▶ **PROVIDED INFORMATION**:
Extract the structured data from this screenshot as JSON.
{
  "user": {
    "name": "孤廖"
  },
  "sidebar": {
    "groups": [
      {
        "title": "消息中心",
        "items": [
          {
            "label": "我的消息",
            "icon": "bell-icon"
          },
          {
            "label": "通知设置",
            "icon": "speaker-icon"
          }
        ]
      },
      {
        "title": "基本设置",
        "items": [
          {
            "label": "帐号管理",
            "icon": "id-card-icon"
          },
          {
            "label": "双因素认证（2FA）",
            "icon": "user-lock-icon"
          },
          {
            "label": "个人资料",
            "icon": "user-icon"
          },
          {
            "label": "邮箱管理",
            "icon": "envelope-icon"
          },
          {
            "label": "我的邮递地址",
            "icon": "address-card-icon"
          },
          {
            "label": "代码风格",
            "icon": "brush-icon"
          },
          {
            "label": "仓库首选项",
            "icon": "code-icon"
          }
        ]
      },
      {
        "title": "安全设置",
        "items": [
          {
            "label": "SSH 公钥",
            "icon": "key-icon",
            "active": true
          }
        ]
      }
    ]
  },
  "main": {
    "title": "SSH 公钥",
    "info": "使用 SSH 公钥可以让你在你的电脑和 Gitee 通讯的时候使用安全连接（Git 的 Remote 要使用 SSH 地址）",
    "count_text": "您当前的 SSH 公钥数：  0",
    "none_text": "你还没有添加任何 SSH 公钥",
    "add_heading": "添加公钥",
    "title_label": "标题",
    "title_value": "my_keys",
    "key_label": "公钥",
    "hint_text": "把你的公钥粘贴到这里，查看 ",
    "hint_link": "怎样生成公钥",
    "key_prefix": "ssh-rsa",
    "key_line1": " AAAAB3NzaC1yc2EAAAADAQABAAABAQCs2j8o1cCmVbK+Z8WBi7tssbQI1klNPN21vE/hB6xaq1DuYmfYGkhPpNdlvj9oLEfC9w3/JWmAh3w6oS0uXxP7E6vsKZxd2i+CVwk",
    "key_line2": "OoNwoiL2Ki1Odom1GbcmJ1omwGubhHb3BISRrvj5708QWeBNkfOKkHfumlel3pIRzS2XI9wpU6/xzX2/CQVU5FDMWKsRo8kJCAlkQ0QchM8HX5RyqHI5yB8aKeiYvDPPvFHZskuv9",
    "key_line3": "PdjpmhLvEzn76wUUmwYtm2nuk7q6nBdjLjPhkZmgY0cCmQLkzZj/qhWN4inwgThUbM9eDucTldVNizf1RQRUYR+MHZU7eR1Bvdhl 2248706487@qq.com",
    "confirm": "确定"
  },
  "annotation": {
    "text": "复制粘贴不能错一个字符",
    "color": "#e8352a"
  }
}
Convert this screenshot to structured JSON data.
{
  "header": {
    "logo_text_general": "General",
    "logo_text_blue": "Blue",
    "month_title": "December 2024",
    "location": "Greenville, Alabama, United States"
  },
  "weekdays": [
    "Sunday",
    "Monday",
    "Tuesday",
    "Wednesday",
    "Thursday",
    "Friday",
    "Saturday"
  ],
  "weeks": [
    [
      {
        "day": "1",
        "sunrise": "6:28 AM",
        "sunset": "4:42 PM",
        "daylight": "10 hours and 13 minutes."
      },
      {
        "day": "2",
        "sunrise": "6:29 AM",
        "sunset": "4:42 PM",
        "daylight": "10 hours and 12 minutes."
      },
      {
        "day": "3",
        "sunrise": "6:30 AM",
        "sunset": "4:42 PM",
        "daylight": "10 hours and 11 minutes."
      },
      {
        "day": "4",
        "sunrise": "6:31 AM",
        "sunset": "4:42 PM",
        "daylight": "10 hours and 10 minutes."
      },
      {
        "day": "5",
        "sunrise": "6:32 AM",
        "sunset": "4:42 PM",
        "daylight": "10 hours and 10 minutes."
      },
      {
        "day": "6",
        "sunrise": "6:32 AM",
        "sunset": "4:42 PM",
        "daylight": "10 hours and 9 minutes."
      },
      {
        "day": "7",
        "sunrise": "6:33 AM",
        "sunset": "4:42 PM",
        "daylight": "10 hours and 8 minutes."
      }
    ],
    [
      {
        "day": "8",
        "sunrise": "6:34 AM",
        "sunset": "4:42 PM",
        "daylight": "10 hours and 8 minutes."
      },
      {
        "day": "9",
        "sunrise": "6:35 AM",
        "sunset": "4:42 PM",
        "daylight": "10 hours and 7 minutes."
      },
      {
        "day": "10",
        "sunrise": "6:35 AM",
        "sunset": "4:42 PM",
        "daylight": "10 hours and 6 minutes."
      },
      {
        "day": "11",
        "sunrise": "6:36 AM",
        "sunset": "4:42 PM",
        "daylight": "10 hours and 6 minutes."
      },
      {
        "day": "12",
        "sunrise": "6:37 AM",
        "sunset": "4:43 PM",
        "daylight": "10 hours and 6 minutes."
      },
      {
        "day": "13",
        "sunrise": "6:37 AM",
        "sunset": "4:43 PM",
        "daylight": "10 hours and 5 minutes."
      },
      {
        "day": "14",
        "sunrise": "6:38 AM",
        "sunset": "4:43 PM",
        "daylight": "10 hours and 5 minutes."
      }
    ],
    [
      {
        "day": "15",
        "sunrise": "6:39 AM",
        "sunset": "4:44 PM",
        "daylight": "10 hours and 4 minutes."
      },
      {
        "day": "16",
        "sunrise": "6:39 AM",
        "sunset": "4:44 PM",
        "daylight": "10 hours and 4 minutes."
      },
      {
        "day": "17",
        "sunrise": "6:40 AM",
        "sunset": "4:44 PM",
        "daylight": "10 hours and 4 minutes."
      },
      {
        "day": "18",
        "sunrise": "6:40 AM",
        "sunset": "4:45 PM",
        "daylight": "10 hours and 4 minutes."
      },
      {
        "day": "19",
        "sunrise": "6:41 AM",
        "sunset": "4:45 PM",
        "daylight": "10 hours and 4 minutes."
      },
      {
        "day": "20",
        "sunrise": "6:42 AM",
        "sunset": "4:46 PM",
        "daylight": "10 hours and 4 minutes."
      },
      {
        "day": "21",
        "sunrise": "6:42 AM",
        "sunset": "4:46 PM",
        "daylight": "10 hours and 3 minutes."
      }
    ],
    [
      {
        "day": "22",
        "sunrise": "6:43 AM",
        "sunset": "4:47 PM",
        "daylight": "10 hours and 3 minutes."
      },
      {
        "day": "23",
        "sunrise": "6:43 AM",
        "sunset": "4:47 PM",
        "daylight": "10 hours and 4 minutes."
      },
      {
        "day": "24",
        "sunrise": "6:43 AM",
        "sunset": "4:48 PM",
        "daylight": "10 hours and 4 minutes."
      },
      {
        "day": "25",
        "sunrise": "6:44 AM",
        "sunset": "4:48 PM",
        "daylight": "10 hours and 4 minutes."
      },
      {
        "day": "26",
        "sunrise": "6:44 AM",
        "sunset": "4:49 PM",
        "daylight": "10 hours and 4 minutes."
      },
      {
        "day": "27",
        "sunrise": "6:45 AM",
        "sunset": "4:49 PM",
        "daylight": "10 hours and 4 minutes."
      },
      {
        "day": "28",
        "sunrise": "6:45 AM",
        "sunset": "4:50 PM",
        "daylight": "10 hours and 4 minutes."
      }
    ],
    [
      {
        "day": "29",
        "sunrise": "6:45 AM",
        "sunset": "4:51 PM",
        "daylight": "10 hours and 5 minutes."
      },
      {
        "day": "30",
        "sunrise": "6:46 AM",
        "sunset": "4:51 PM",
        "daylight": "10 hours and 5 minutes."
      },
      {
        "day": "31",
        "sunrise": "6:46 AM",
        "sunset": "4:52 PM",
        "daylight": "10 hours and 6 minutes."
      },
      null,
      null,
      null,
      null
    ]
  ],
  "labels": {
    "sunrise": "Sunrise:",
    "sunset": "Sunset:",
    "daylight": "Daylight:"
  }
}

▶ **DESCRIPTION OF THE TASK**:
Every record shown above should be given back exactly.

▶ **RESULT OF THE TASK**:
Extract the structured data from this screenshot as JSON.
{
  "user": {
    "name": "孤廖"
  },
  "sidebar": {
    "groups": [
      {
        "title": "消息中心",
        "items": [
          {
            "label": "我的消息",
            "icon": "bell-icon"
          },
          {
            "label": "通知设置",
            "icon": "speaker-icon"
          }
        ]
      },
      {
        "title": "基本设置",
        "items": [
          {
            "label": "帐号管理",
            "icon": "id-card-icon"
          },
          {
            "label": "双因素认证（2FA）",
            "icon": "user-lock-icon"
          },
          {
            "label": "个人资料",
            "icon": "user-icon"
          },
          {
            "label": "邮箱管理",
            "icon": "envelope-icon"
          },
          {
            "label": "我的邮递地址",
            "icon": "address-card-icon"
          },
          {
            "label": "代码风格",
            "icon": "brush-icon"
          },
          {
            "label": "仓库首选项",
            "icon": "code-icon"
          }
        ]
      },
      {
        "title": "安全设置",
        "items": [
          {
            "label": "SSH 公钥",
            "icon": "key-icon",
            "active": true
          }
        ]
      }
    ]
  },
  "main": {
    "title": "SSH 公钥",
    "info": "使用 SSH 公钥可以让你在你的电脑和 Gitee 通讯的时候使用安全连接（Git 的 Remote 要使用 SSH 地址）",
    "count_text": "您当前的 SSH 公钥数：  0",
    "none_text": "你还没有添加任何 SSH 公钥",
    "add_heading": "添加公钥",
    "title_label": "标题",
    "title_value": "my_keys",
    "key_label": "公钥",
    "hint_text": "把你的公钥粘贴到这里，查看 ",
    "hint_link": "怎样生成公钥",
    "key_prefix": "ssh-rsa",
    "key_line1": " AAAAB3NzaC1yc2EAAAADAQABAAABAQCs2j8o1cCmVbK+Z8WBi7tssbQI1klNPN21vE/hB6xaq1DuYmfYGkhPpNdlvj9oLEfC9w3/JWmAh3w6oS0uXxP7E6vsKZxd2i+CVwk",
    "key_line2": "OoNwoiL2Ki1Odom1GbcmJ1omwGubhHb3BISRrvj5708QWeBNkfOKkHfumlel3pIRzS2XI9wpU6/xzX2/CQVU5FDMWKsRo8kJCAlkQ0QchM8HX5RyqHI5yB8aKeiYvDPPvFHZskuv9",
    "key_line3": "PdjpmhLvEzn76wUUmwYtm2nuk7q6nBdjLjPhkZmgY0cCmQLkzZj/qhWN4inwgThUbM9eDucTldVNizf1RQRUYR+MHZU7eR1Bvdhl 2248706487@qq.com",
    "confirm": "确定"
  },
  "annotation": {
    "text": "复制粘贴不能错一个字符",
    "color": "#e8352a"
  }
}
Convert this screenshot to structured JSON data.
{
  "header": {
    "logo_text_general": "General",
    "logo_text_blue": "Blue",
    "month_title": "December 2024",
    "location": "Greenville, Alabama, United States"
  },
  "weekdays": [
    "Sunday",
    "Monday",
    "Tuesday",
    "Wednesday",
    "Thursday",
    "Friday",
    "Saturday"
  ],
  "weeks": [
    [
      {
        "day": "1",
        "sunrise": "6:28 AM",
        "sunset": "4:42 PM",
        "daylight": "10 hours and 13 minutes."
      },
      {
        "day": "2",
        "sunrise": "6:29 AM",
        "sunset": "4:42 PM",
        "daylight": "10 hours and 12 minutes."
      },
      {
        "day": "3",
        "sunrise": "6:30 AM",
        "sunset": "4:42 PM",
        "daylight": "10 hours and 11 minutes."
      },
      {
        "day": "4",
        "sunrise": "6:31 AM",
        "sunset": "4:42 PM",
        "daylight": "10 hours and 10 minutes."
      },
      {
        "day": "5",
        "sunrise": "6:32 AM",
        "sunset": "4:42 PM",
        "daylight": "10 hours and 10 minutes."
      },
      {
        "day": "6",
        "sunrise": "6:32 AM",
        "sunset": "4:42 PM",
        "daylight": "10 hours and 9 minutes."
      },
      {
        "day": "7",
        "sunrise": "6:33 AM",
        "sunset": "4:42 PM",
        "daylight": "10 hours and 8 minutes."
      }
    ],
    [
      {
        "day": "8",
        "sunrise": "6:34 AM",
        "sunset": "4:42 PM",
        "daylight": "10 hours and 8 minutes."
      },
      {
        "day": "9",
        "sunrise": "6:35 AM",
        "sunset": "4:42 PM",
        "daylight": "10 hours and 7 minutes."
      },
      {
        "day": "10",
        "sunrise": "6:35 AM",
        "sunset": "4:42 PM",
        "daylight": "10 hours and 6 minutes."
      },
      {
        "day": "11",
        "sunrise": "6:36 AM",
        "sunset": "4:42 PM",
        "daylight": "10 hours and 6 minutes."
      },
      {
        "day": "12",
        "sunrise": "6:37 AM",
        "sunset": "4:43 PM",
        "daylight": "10 hours and 6 minutes."
      },
      {
        "day": "13",
        "sunrise": "6:37 AM",
        "sunset": "4:43 PM",
        "daylight": "10 hours and 5 minutes."
      },
      {
        "day": "14",
        "sunrise": "6:38 AM",
        "sunset": "4:43 PM",
        "daylight": "10 hours and 5 minutes."
      }
    ],
    [
      {
        "day": "15",
        "sunrise": "6:39 AM",
        "sunset": "4:44 PM",
        "daylight": "10 hours and 4 minutes."
      },
      {
        "day": "16",
        "sunrise": "6:39 AM",
        "sunset": "4:44 PM",
        "daylight": "10 hours and 4 minutes."
      },
      {
        "day": "17",
        "sunrise": "6:40 AM",
        "sunset": "4:44 PM",
        "daylight": "10 hours and 4 minutes."
      },
      {
        "day": "18",
        "sunrise": "6:40 AM",
        "sunset": "4:45 PM",
        "daylight": "10 hours and 4 minutes."
      },
      {
        "day": "19",
        "sunrise": "6:41 AM",
        "sunset": "4:45 PM",
        "daylight": "10 hours and 4 minutes."
      },
      {
        "day": "20",
        "sunrise": "6:42 AM",
        "sunset": "4:46 PM",
        "daylight": "10 hours and 4 minutes."
      },
      {
        "day": "21",
        "sunrise": "6:42 AM",
        "sunset": "4:46 PM",
        "daylight": "10 hours and 3 minutes."
      }
    ],
    [
      {
        "day": "22",
        "sunrise": "6:43 AM",
        "sunset": "4:47 PM",
        "daylight": "10 hours and 3 minutes."
      },
      {
        "day": "23",
        "sunrise": "6:43 AM",
        "sunset": "4:47 PM",
        "daylight": "10 hours and 4 minutes."
      },
      {
        "day": "24",
        "sunrise": "6:43 AM",
        "sunset": "4:48 PM",
        "daylight": "10 hours and 4 minutes."
      },
      {
        "day": "25",
        "sunrise": "6:44 AM",
        "sunset": "4:48 PM",
        "daylight": "10 hours and 4 minutes."
      },
      {
        "day": "26",
        "sunrise": "6:44 AM",
        "sunset": "4:49 PM",
        "daylight": "10 hours and 4 minutes."
      },
      {
        "day": "27",
        "sunrise": "6:45 AM",
        "sunset": "4:49 PM",
        "daylight": "10 hours and 4 minutes."
      },
      {
        "day": "28",
        "sunrise": "6:45 AM",
        "sunset": "4:50 PM",
        "daylight": "10 hours and 4 minutes."
      }
    ],
    [
      {
        "day": "29",
        "sunrise": "6:45 AM",
        "sunset": "4:51 PM",
        "daylight": "10 hours and 5 minutes."
      },
      {
        "day": "30",
        "sunrise": "6:46 AM",
        "sunset": "4:51 PM",
        "daylight": "10 hours and 5 minutes."
      },
      {
        "day": "31",
        "sunrise": "6:46 AM",
        "sunset": "4:52 PM",
        "daylight": "10 hours and 6 minutes."
      },
      null,
      null,
      null,
      null
    ]
  ],
  "labels": {
    "sunrise": "Sunrise:",
    "sunset": "Sunset:",
    "daylight": "Daylight:"
  }
}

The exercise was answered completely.